Too narrow a view….. Much New Labour policy revolves around the concept of social exclusion; assuming that the deficiencies of the excluded are what need to be addressed to rectify poverty etc However, most of the better off constantly pursue positional advantage - by buying houses in better off areas, using better schools, accessing private education, normalising private health as a workplace benefit, developing gated communities, joining private health clubs and gyms, shunning public transport, preferring membership of clubs to public facilities etc Thus, social exclusion is as much about the every day choices of the better off as it is about any alleged deficits of the less well off Capitalism generates such inequalities – and social work could play a much more progressive role in addressing this.

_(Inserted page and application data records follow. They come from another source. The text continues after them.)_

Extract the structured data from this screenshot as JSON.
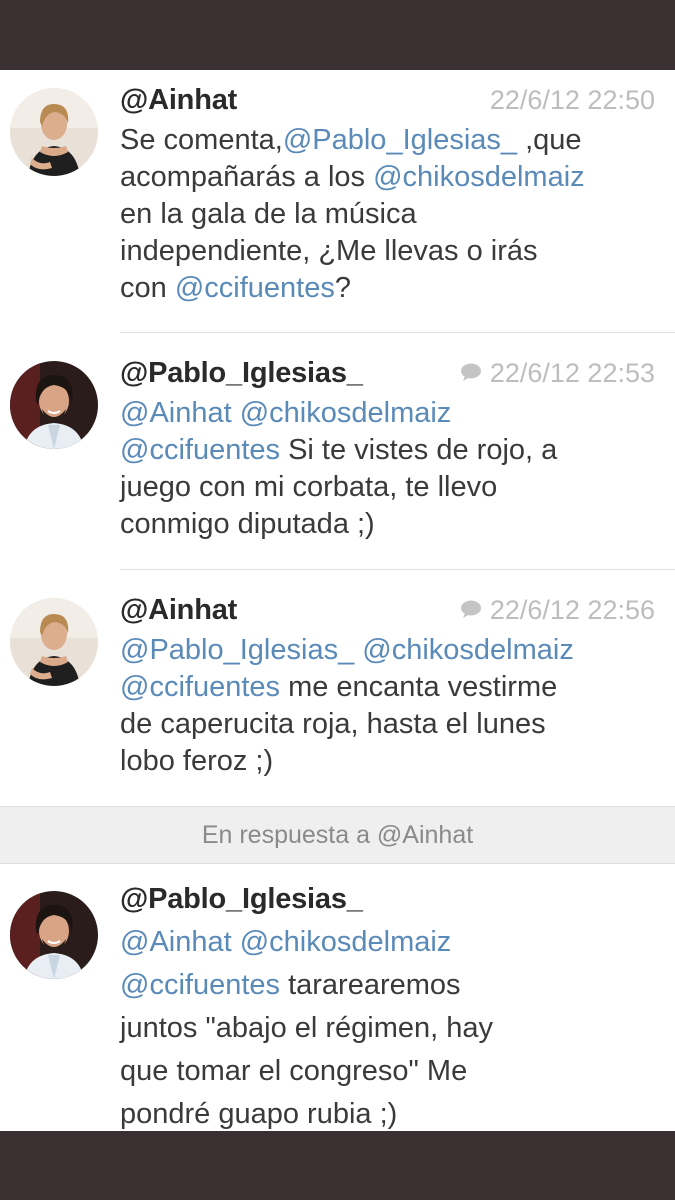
{
  "tweets": [
    {
      "handle": "@Ainhat",
      "timestamp": "22/6/12 22:50",
      "has_reply_icon": false,
      "avatar": "woman-avatar",
      "lines": [
        [
          {
            "t": "Se comenta,",
            "m": false
          },
          {
            "t": "@Pablo_Iglesias_",
            "m": true
          },
          {
            "t": " ,que",
            "m": false
          }
        ],
        [
          {
            "t": "acompañarás a los ",
            "m": false
          },
          {
            "t": "@chikosdelmaiz",
            "m": true
          }
        ],
        [
          {
            "t": "en la gala de la música",
            "m": false
          }
        ],
        [
          {
            "t": "independiente, ¿Me llevas o irás",
            "m": false
          }
        ],
        [
          {
            "t": "con ",
            "m": false
          },
          {
            "t": "@ccifuentes",
            "m": true
          },
          {
            "t": "?",
            "m": false
          }
        ]
      ]
    },
    {
      "handle": "@Pablo_Iglesias_",
      "timestamp": "22/6/12 22:53",
      "has_reply_icon": true,
      "avatar": "man-avatar",
      "lines": [
        [
          {
            "t": "@Ainhat @chikosdelmaiz",
            "m": true
          }
        ],
        [
          {
            "t": "@ccifuentes",
            "m": true
          },
          {
            "t": " Si te vistes de rojo, a",
            "m": false
          }
        ],
        [
          {
            "t": "juego con mi corbata, te llevo",
            "m": false
          }
        ],
        [
          {
            "t": "conmigo diputada ;)",
            "m": false
          }
        ]
      ]
    },
    {
      "handle": "@Ainhat",
      "timestamp": "22/6/12 22:56",
      "has_reply_icon": true,
      "avatar": "woman-avatar",
      "lines": [
        [
          {
            "t": "@Pablo_Iglesias_ @chikosdelmaiz",
            "m": true
          }
        ],
        [
          {
            "t": "@ccifuentes",
            "m": true
          },
          {
            "t": " me encanta vestirme",
            "m": false
          }
        ],
        [
          {
            "t": "de caperucita roja, hasta el lunes",
            "m": false
          }
        ],
        [
          {
            "t": "lobo feroz ;)",
            "m": false
          }
        ]
      ]
    },
    {
      "handle": "@Pablo_Iglesias_",
      "timestamp": "",
      "has_reply_icon": false,
      "avatar": "man-avatar",
      "lines": [
        [
          {
            "t": "@Ainhat @chikosdelmaiz",
            "m": true
          }
        ],
        [
          {
            "t": "@ccifuentes",
            "m": true
          },
          {
            "t": " tararearemos",
            "m": false
          }
        ],
        [
          {
            "t": "juntos \"abajo el régimen, hay",
            "m": false
          }
        ],
        [
          {
            "t": "que tomar el congreso\" Me",
            "m": false
          }
        ],
        [
          {
            "t": "pondré guapo rubia ;)",
            "m": false
          }
        ]
      ]
    }
  ],
  "reply_context": "En respuesta a @Ainhat",
  "colors": {
    "mention": "#5a8ab8",
    "text": "#3a3a3a",
    "timestamp": "#bdbdbd",
    "frame": "#3a2f31"
  }
}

But how can it?
A more critically aware social work would: be based on more imaginative, creative, democratic & challenging ways of working follow such methods as constructive social work (Parton & OByrne, 2000) and Fooks critical practice ( Fook, 2002) Allow for ambiguity & uncertainty – rather than always seeking to ensure rigid order & discipline In short for the Jordans social work is not a means a implementing policy formally and directly, but of mediating local conflicts generated by many of the new programmes, and engaging with service users over how to fit new measures to their needs Is this realistic?

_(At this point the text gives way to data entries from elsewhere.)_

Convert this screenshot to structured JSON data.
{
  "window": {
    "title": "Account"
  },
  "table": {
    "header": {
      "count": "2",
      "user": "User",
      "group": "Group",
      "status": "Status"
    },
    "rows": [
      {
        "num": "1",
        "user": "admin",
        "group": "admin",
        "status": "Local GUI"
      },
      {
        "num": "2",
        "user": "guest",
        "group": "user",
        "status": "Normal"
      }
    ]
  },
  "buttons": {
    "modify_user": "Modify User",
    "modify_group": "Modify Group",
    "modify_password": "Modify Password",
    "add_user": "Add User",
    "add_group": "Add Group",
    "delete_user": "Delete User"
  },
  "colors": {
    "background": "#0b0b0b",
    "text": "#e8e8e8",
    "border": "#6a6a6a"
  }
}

Differences between RSW and conventional social work Tendency for conventional SW to reduce complex social problems to individual ones – blame the victim..deflecting attention away from social arrangements Better therefore to adjust to the present order than challenge it, as RSW would urge Conventional social work almost can be seen to privatise peoples problems – via confidentiality – rather than allowing them to see how widespread they are…and organise with others to seek change Ultimately conventional social work practice reinforces the status quo and that, of course, means the present order of global capitalism
Weaknesses of radical social work Focus on collective practice and justice – can mean that it appears to ignore/neglect the immediate personal needs of users Therefore weak in offering practice guidelines Not focussed much on emotional issues Conscientisation requires insight and then action – not always clear how both can be brought about by social workers in present practice situations Limited view of power – tends to see all power as control Under-estimates the value of conventional insight therapies Often untestable in practice – therefore allows itself the luxury of critique without responsibility Possibly over-estimates peoples desire for justice and change
Strengths of radical social work Has led to change – a great deal – influence of feminism; anti-racism; disability rights; user focus etc Forces social workers to take power seriously in theory and practice Users problems need to be contextualised in wider society and practices Important to constantly subject conventional practice to criticism – Payne states that it digs away at the weaknesses of conventional practice (p 249)